Out of the records below, copy all lines in which the word "this" occurs.

** EXERCISE MATERIAL follows **

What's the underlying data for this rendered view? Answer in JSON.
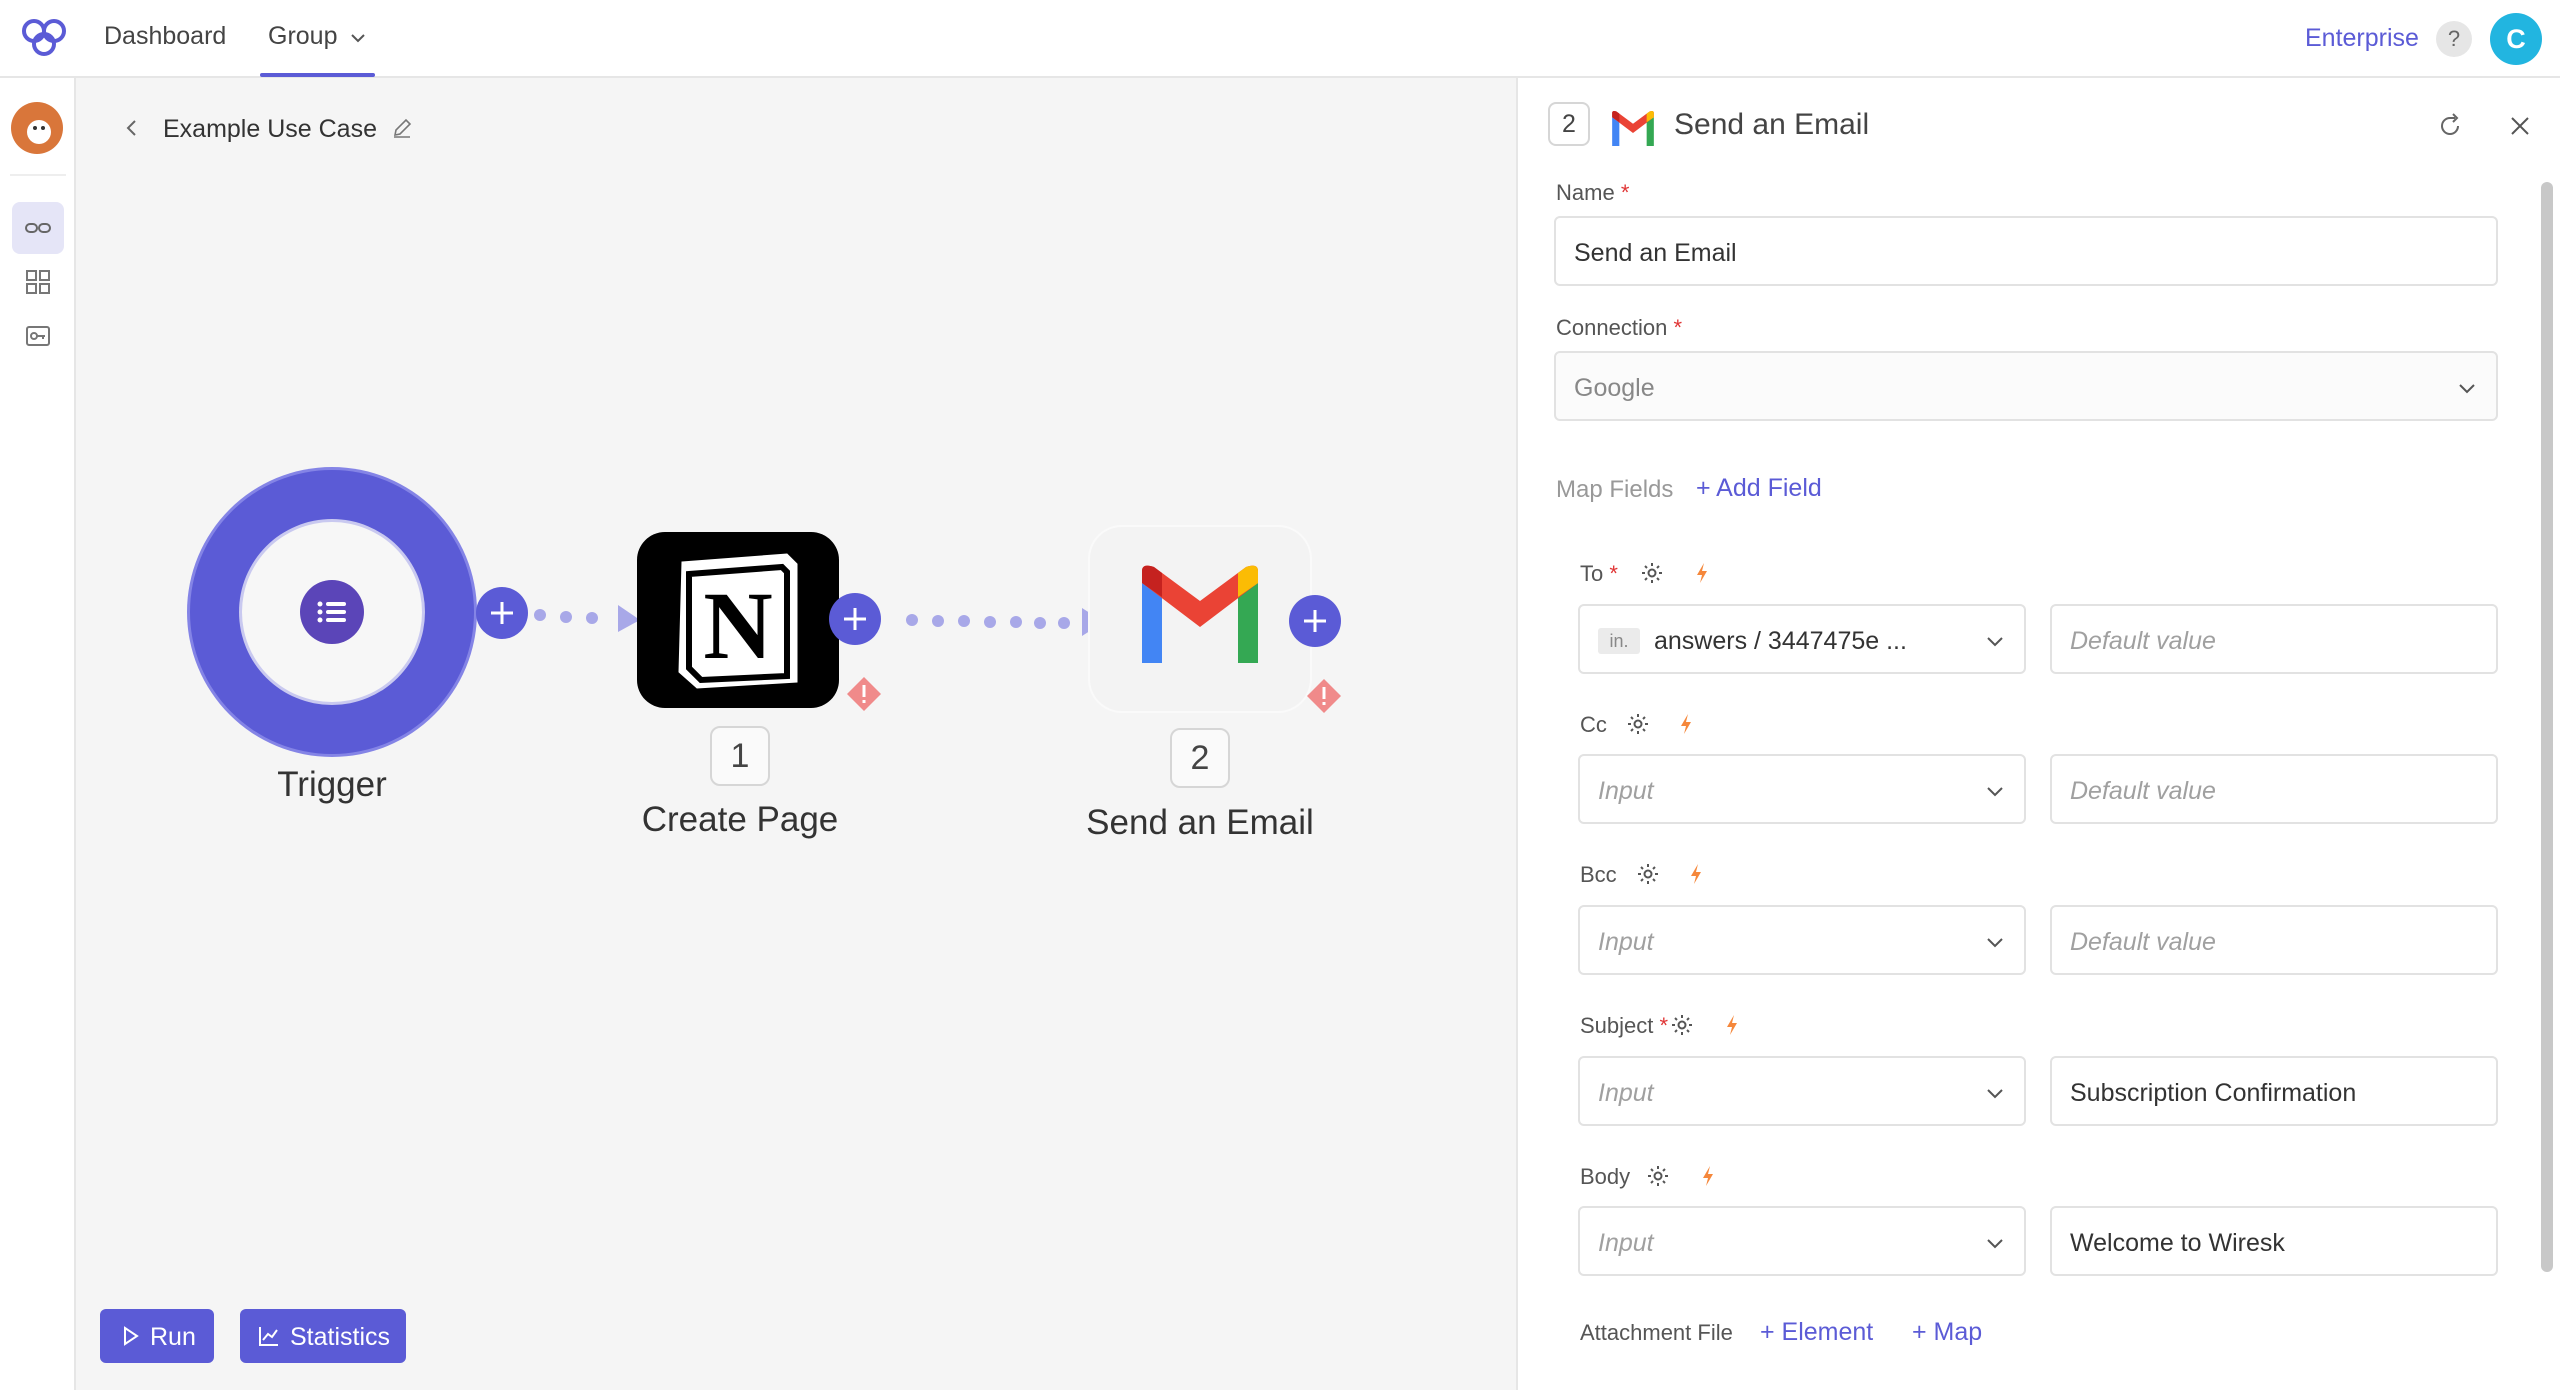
{
  "topbar": {
    "nav": [
      {
        "label": "Dashboard"
      },
      {
        "label": "Group"
      }
    ],
    "enterprise": "Enterprise",
    "help": "?",
    "user_initial": "C"
  },
  "breadcrumb": {
    "title": "Example Use Case"
  },
  "canvas": {
    "nodes": [
      {
        "label": "Trigger"
      },
      {
        "step": "1",
        "label": "Create Page",
        "icon": "notion-icon"
      },
      {
        "step": "2",
        "label": "Send an Email",
        "icon": "gmail-icon"
      }
    ]
  },
  "actions": {
    "run": "Run",
    "statistics": "Statistics"
  },
  "panel": {
    "step": "2",
    "title": "Send an Email",
    "name_label": "Name",
    "name_value": "Send an Email",
    "connection_label": "Connection",
    "connection_value": "Google",
    "map_fields_label": "Map Fields",
    "add_field": "+ Add Field",
    "fields": [
      {
        "label": "To",
        "required": true,
        "chip": "in.",
        "input": "answers / 3447475e ...",
        "default": "Default value"
      },
      {
        "label": "Cc",
        "required": false,
        "input": "Input",
        "default": "Default value"
      },
      {
        "label": "Bcc",
        "required": false,
        "input": "Input",
        "default": "Default value"
      },
      {
        "label": "Subject",
        "required": true,
        "input": "Input",
        "default": "Subscription Confirmation"
      },
      {
        "label": "Body",
        "required": false,
        "input": "Input",
        "default": "Welcome to Wiresk"
      }
    ],
    "attachment_label": "Attachment File",
    "attachment_element": "+ Element",
    "attachment_map": "+ Map"
  },
  "colors": {
    "accent": "#5b5bd6",
    "required": "#e03535",
    "warning": "#f08a8a",
    "bolt": "#f5873b"
  }
}
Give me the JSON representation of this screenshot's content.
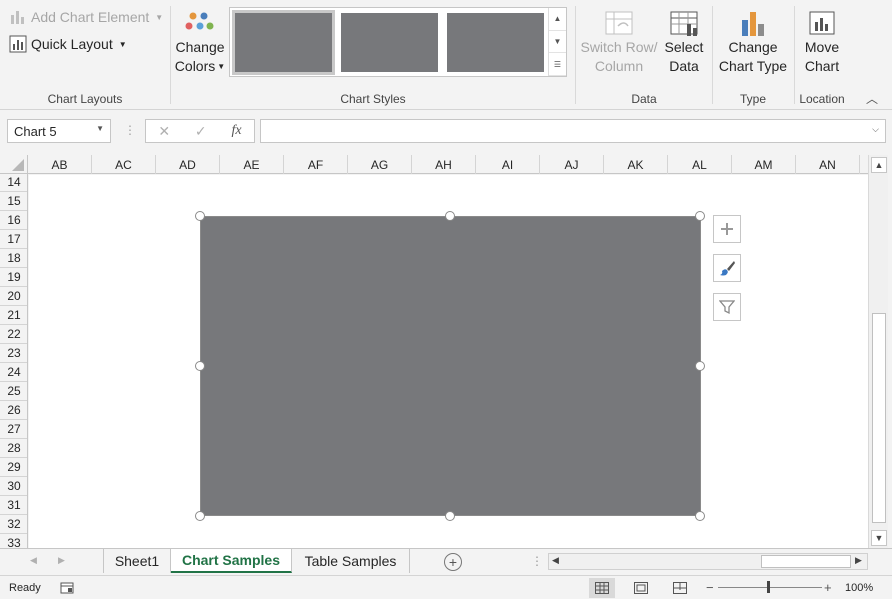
{
  "ribbon": {
    "chart_layouts": {
      "add_chart_element": "Add Chart Element",
      "quick_layout": "Quick Layout",
      "group_label": "Chart Layouts"
    },
    "chart_styles": {
      "change_colors_line1": "Change",
      "change_colors_line2": "Colors",
      "group_label": "Chart Styles"
    },
    "data": {
      "switch_row_line1": "Switch Row/",
      "switch_row_line2": "Column",
      "select_data_line1": "Select",
      "select_data_line2": "Data",
      "group_label": "Data"
    },
    "type": {
      "change_type_line1": "Change",
      "change_type_line2": "Chart Type",
      "group_label": "Type"
    },
    "location": {
      "move_chart_line1": "Move",
      "move_chart_line2": "Chart",
      "group_label": "Location"
    }
  },
  "formula_bar": {
    "name_box": "Chart 5",
    "fx_label": "fx",
    "formula": ""
  },
  "columns": [
    "AB",
    "AC",
    "AD",
    "AE",
    "AF",
    "AG",
    "AH",
    "AI",
    "AJ",
    "AK",
    "AL",
    "AM",
    "AN"
  ],
  "rows": [
    "14",
    "15",
    "16",
    "17",
    "18",
    "19",
    "20",
    "21",
    "22",
    "23",
    "24",
    "25",
    "26",
    "27",
    "28",
    "29",
    "30",
    "31",
    "32",
    "33"
  ],
  "tabs": {
    "sheet1": "Sheet1",
    "chart_samples": "Chart Samples",
    "table_samples": "Table Samples"
  },
  "status": {
    "ready": "Ready",
    "zoom": "100%"
  },
  "colors": {
    "accent_green": "#217346",
    "chart_fill": "#77787b"
  }
}
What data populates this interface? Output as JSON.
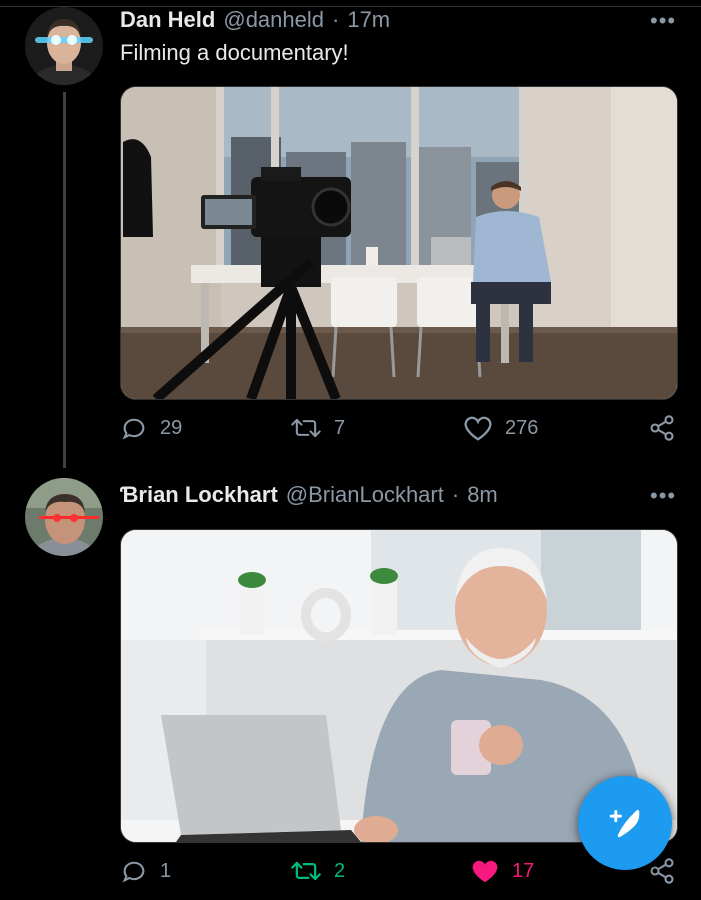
{
  "tweets": [
    {
      "name": "Dan Held",
      "handle": "@danheld",
      "separator": "·",
      "time": "17m",
      "text": "Filming a documentary!",
      "more": "•••",
      "reply_count": "29",
      "retweet_count": "7",
      "like_count": "276",
      "retweeted": false,
      "liked": false
    },
    {
      "name": "Ɓrian Lockhart",
      "handle": "@BrianLockhart",
      "separator": "·",
      "time": "8m",
      "text": "",
      "more": "•••",
      "reply_count": "1",
      "retweet_count": "2",
      "like_count": "17",
      "retweeted": true,
      "liked": true
    }
  ],
  "colors": {
    "background": "#000000",
    "text": "#e7e9ea",
    "muted": "#8b98a5",
    "retweet_active": "#00ba7c",
    "like_active": "#f91880",
    "accent": "#1d9bf0"
  },
  "icons": {
    "reply": "reply-icon",
    "retweet": "retweet-icon",
    "like": "heart-icon",
    "share": "share-icon",
    "compose": "compose-tweet-icon"
  }
}
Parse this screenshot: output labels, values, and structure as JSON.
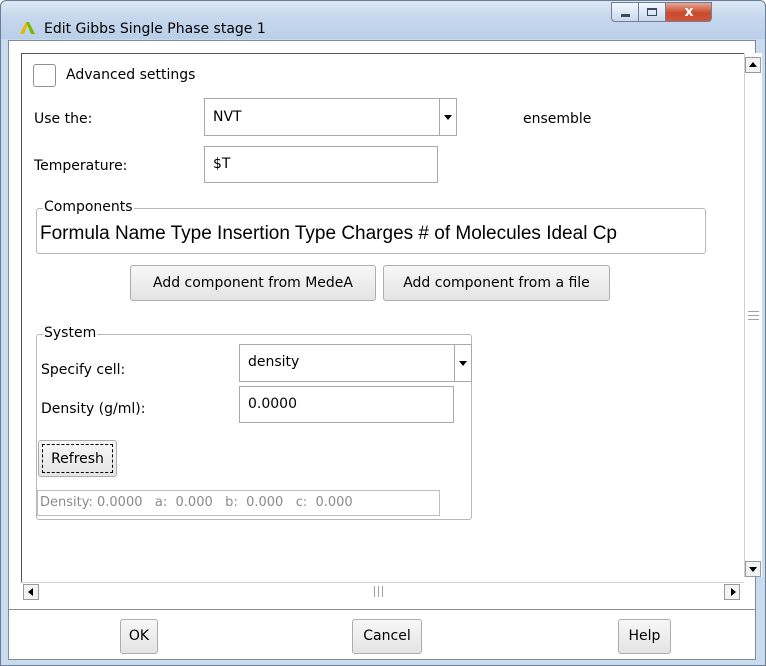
{
  "window": {
    "title": "Edit Gibbs Single Phase stage 1",
    "app_icon": "yellow-green-chevron-icon",
    "controls": [
      "minimize-icon",
      "maximize-icon",
      "close-icon"
    ]
  },
  "advanced": {
    "label": "Advanced settings",
    "checked": false
  },
  "ensemble": {
    "prefix_label": "Use the:",
    "selected": "NVT",
    "suffix_label": "ensemble"
  },
  "temperature": {
    "label": "Temperature:",
    "value": "$T"
  },
  "components": {
    "legend": "Components",
    "header": "Formula Name Type Insertion Type Charges # of Molecules Ideal Cp",
    "add_medea_label": "Add component from MedeA",
    "add_file_label": "Add component from a file"
  },
  "system": {
    "legend": "System",
    "specify_label": "Specify cell:",
    "specify_value": "density",
    "density_label": "Density (g/ml):",
    "density_value": "0.0000",
    "refresh_label": "Refresh",
    "summary": {
      "density_label": "Density:",
      "density": "0.0000",
      "a_label": "a:",
      "a": "0.000",
      "b_label": "b:",
      "b": "0.000",
      "c_label": "c:",
      "c": "0.000"
    }
  },
  "footer": {
    "ok_label": "OK",
    "cancel_label": "Cancel",
    "help_label": "Help"
  },
  "colors": {
    "titlebar": "#c6d8ee",
    "close_button": "#c9492e",
    "disabled_text": "#8a8a8a"
  }
}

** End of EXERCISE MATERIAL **

=== SOLUTION ===
What's the underlying data for this rendered view? Answer in JSON.
Give me the JSON representation of this screenshot's content.
What data populates this interface? Output as JSON.
Parse this screenshot: output labels, values, and structure as JSON.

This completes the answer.